Work request » The records below must be returned in full and unaltered.
---- Data for analysis
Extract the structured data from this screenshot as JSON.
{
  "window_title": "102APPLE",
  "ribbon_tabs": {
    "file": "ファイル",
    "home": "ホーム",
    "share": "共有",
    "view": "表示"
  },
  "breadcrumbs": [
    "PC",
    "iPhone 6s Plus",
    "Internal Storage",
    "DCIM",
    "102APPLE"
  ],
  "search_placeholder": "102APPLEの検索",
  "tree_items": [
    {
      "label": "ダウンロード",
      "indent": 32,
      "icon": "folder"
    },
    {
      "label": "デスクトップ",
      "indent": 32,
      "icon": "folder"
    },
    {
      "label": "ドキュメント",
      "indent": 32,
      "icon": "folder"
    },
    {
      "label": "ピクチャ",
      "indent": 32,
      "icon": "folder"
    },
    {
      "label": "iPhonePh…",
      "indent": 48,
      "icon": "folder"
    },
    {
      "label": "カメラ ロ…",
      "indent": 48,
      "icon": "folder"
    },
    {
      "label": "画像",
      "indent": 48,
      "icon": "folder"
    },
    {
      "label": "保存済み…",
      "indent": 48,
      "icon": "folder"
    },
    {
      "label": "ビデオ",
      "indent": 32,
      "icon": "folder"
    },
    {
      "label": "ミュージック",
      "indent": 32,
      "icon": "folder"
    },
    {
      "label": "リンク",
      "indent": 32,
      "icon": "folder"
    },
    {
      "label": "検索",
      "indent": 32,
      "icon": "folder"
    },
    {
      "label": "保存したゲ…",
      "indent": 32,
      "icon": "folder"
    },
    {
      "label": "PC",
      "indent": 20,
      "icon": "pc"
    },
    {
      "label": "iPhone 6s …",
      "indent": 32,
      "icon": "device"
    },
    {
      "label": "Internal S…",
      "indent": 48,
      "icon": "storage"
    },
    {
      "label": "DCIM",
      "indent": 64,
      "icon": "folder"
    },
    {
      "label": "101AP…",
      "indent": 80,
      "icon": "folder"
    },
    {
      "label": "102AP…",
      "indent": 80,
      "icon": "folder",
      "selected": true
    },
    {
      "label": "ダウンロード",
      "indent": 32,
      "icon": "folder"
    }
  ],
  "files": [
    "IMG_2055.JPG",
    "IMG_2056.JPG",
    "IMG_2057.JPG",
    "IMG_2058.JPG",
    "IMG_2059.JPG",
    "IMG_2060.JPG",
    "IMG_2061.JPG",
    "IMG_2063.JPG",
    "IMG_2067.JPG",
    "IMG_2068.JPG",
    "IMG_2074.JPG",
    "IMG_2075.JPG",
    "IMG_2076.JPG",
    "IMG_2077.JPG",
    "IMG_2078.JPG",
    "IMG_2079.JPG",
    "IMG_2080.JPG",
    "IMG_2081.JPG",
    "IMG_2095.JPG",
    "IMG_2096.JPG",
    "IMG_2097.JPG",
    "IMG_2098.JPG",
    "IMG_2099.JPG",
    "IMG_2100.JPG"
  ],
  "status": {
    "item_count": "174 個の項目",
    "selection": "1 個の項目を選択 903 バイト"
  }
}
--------
Your response »
Extract the structured data from this screenshot as JSON.
{
  "window_title": "102APPLE",
  "ribbon_tabs": {
    "file": "ファイル",
    "home": "ホーム",
    "share": "共有",
    "view": "表示"
  },
  "breadcrumbs": [
    "PC",
    "iPhone 6s Plus",
    "Internal Storage",
    "DCIM",
    "102APPLE"
  ],
  "search_placeholder": "102APPLEの検索",
  "tree_items": [
    {
      "label": "ダウンロード",
      "indent": 32,
      "icon": "folder"
    },
    {
      "label": "デスクトップ",
      "indent": 32,
      "icon": "folder"
    },
    {
      "label": "ドキュメント",
      "indent": 32,
      "icon": "folder"
    },
    {
      "label": "ピクチャ",
      "indent": 32,
      "icon": "folder"
    },
    {
      "label": "iPhonePh…",
      "indent": 48,
      "icon": "folder"
    },
    {
      "label": "カメラ ロ…",
      "indent": 48,
      "icon": "folder"
    },
    {
      "label": "画像",
      "indent": 48,
      "icon": "folder"
    },
    {
      "label": "保存済み…",
      "indent": 48,
      "icon": "folder"
    },
    {
      "label": "ビデオ",
      "indent": 32,
      "icon": "folder"
    },
    {
      "label": "ミュージック",
      "indent": 32,
      "icon": "folder"
    },
    {
      "label": "リンク",
      "indent": 32,
      "icon": "folder"
    },
    {
      "label": "検索",
      "indent": 32,
      "icon": "folder"
    },
    {
      "label": "保存したゲ…",
      "indent": 32,
      "icon": "folder"
    },
    {
      "label": "PC",
      "indent": 20,
      "icon": "pc"
    },
    {
      "label": "iPhone 6s …",
      "indent": 32,
      "icon": "device"
    },
    {
      "label": "Internal S…",
      "indent": 48,
      "icon": "storage"
    },
    {
      "label": "DCIM",
      "indent": 64,
      "icon": "folder"
    },
    {
      "label": "101AP…",
      "indent": 80,
      "icon": "folder"
    },
    {
      "label": "102AP…",
      "indent": 80,
      "icon": "folder",
      "selected": true
    },
    {
      "label": "ダウンロード",
      "indent": 32,
      "icon": "folder"
    }
  ],
  "files": [
    "IMG_2055.JPG",
    "IMG_2056.JPG",
    "IMG_2057.JPG",
    "IMG_2058.JPG",
    "IMG_2059.JPG",
    "IMG_2060.JPG",
    "IMG_2061.JPG",
    "IMG_2063.JPG",
    "IMG_2067.JPG",
    "IMG_2068.JPG",
    "IMG_2074.JPG",
    "IMG_2075.JPG",
    "IMG_2076.JPG",
    "IMG_2077.JPG",
    "IMG_2078.JPG",
    "IMG_2079.JPG",
    "IMG_2080.JPG",
    "IMG_2081.JPG",
    "IMG_2095.JPG",
    "IMG_2096.JPG",
    "IMG_2097.JPG",
    "IMG_2098.JPG",
    "IMG_2099.JPG",
    "IMG_2100.JPG"
  ],
  "status": {
    "item_count": "174 個の項目",
    "selection": "1 個の項目を選択 903 バイト"
  }
}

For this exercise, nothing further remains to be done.